Tues May 25
3016 SE Milwaukie
The floorboards creak as the singer, a girl your age with long dark brown curls, shifts in her chair, tuning an acoustic guitar. She coughs, taps the mic, and squints out into the audience. Somebody laughs loud near the back of the club--a hard, drinker's laugh--and the singer readjusts the guitar in her lap and begins to strum a dark, quiet folk progression--you can barely hear it.
"Nobody sings like Mary Sue Bell/ Nobody prays like Willie MacTell," she sings, and suddenly sounds so much older than you, older than everybody in the room, like an ancient, scratchy Woody Guthrie record. Or maybe she sounds 1,000 years younger, like Cat Power if Cat Power wasn't on GAP billboards.

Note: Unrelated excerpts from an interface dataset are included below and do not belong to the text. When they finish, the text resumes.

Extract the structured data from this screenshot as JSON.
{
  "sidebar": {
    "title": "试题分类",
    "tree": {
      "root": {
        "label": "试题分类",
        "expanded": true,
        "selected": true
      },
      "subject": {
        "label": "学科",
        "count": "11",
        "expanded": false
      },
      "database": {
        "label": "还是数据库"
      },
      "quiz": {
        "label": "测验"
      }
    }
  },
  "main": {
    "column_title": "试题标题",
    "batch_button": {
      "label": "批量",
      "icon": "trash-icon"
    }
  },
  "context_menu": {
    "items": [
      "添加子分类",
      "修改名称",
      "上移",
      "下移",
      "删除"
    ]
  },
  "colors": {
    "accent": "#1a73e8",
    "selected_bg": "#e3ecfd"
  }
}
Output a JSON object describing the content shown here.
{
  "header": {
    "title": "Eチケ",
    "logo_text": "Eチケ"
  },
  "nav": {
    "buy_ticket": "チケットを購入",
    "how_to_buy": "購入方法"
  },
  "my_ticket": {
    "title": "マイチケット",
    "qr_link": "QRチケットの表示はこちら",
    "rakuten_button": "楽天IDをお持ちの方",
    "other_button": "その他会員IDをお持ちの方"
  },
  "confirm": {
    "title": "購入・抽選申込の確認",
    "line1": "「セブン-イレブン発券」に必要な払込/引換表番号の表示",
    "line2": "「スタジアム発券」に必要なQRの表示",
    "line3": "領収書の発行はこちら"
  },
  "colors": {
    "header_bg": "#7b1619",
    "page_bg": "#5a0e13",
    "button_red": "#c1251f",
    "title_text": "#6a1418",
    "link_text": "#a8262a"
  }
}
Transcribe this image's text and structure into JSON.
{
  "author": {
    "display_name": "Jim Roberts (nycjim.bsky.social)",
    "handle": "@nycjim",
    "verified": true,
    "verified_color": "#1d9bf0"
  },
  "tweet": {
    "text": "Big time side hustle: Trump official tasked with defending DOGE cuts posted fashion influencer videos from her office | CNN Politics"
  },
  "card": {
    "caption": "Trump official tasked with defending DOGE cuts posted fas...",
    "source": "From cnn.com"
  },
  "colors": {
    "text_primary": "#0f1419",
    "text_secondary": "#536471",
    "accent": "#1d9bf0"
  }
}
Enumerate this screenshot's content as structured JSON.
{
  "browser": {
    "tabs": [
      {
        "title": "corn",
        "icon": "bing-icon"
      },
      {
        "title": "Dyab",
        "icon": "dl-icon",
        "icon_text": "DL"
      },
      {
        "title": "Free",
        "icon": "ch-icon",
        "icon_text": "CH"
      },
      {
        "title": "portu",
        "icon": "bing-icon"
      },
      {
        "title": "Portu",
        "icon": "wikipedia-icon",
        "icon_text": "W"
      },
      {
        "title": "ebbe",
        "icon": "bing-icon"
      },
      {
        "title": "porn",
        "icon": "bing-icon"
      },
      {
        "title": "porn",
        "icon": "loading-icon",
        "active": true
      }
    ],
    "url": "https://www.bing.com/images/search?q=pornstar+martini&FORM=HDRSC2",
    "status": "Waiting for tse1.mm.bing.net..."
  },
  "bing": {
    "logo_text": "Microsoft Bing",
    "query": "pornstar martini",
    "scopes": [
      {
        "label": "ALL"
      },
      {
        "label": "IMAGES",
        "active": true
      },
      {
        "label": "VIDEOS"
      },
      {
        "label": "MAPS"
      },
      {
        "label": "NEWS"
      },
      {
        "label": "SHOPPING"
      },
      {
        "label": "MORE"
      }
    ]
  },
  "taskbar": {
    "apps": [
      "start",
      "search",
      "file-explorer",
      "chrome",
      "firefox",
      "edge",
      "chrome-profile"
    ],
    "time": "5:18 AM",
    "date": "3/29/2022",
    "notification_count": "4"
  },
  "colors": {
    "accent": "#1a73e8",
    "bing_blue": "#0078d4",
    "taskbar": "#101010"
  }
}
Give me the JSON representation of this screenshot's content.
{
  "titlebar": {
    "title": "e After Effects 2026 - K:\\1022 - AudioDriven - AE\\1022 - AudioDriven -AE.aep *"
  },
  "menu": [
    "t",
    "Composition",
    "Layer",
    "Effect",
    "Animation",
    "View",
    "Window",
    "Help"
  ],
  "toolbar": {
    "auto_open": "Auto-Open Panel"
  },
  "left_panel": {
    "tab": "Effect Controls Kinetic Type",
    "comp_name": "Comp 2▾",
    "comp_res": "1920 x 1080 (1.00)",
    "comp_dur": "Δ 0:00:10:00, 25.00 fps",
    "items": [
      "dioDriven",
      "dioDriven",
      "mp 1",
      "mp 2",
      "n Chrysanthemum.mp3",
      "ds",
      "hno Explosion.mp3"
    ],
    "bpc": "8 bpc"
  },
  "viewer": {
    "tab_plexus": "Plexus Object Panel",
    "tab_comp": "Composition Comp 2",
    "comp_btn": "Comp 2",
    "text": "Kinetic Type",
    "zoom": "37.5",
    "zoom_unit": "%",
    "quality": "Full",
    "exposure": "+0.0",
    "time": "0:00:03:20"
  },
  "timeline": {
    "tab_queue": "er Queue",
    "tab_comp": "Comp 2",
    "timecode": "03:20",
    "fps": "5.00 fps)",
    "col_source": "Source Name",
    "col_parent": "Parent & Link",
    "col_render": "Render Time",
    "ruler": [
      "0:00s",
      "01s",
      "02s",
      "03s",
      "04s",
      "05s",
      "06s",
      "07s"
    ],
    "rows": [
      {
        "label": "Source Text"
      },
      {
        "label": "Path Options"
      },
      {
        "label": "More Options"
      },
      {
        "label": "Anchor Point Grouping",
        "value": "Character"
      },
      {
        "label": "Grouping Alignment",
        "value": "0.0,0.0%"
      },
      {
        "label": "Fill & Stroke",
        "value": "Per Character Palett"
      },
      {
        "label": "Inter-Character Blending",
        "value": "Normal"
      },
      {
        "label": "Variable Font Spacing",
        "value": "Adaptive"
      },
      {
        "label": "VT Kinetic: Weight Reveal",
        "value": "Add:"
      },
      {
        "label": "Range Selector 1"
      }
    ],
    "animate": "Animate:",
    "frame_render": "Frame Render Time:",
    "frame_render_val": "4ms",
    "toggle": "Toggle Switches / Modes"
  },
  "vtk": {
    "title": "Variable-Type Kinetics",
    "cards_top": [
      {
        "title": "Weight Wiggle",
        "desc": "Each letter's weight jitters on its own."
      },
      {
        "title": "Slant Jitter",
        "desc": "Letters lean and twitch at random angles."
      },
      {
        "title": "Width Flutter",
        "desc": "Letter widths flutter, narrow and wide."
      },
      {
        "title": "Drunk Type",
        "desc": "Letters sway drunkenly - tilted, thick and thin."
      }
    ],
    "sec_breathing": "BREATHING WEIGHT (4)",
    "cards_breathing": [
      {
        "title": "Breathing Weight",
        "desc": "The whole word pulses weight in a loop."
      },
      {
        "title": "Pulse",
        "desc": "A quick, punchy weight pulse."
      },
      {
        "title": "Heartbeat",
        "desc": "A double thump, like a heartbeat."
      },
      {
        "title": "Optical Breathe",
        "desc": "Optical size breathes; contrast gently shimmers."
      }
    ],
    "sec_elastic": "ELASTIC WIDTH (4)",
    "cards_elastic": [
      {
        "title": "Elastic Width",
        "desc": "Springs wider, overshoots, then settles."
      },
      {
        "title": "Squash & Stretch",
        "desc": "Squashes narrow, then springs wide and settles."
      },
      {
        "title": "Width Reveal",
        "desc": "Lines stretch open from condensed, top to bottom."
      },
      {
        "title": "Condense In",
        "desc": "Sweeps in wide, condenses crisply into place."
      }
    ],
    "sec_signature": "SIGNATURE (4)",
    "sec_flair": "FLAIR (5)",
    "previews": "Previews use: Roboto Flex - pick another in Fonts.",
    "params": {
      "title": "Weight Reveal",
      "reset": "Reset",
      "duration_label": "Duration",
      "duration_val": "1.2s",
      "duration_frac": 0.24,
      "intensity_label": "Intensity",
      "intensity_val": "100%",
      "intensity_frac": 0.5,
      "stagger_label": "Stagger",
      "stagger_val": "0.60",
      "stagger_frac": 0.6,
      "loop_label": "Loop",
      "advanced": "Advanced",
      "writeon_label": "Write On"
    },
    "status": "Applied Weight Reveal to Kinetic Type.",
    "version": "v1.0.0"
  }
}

"But I haven't seen hide nor hair of him/ since he lost his mind and was born again/ off the coast of Oregon," she sings, midway through the next song. It's from her first record, Catalpa, which was done as intimate, barefoot porch demos for her family back home--early summer evening songs--something her grandparents and cousins and aunts and uncles would like. They are simple songs, ghostly country blues, lyrics about old highways and old hobos and wanting to die.
"She's on Anti Records. That's Epitaph, y'know? Insane," your roommate--the one with the pointy wicked witch shoes and Chrissie Hynde hair--whispers.
You want to tell her to shut up and watch the show--it's not the kind of stuff you talk over. But she's your friend, and you're a nice person.
"Yeah, crazy," you mumble back, keeping your eyes on the stage. You remember that Jolie's from Texas and that she wrote her first song on miniature piano at six. That makes you smile--it feels inherently good and sweet and righteous.
"Hey, let's go do a bump in the car," your roommate breathes into your ear. "Patrick gave me some good shit."
"No thanks. I wanna watch this. This my favorite song." And for once in the longest time, you mean it.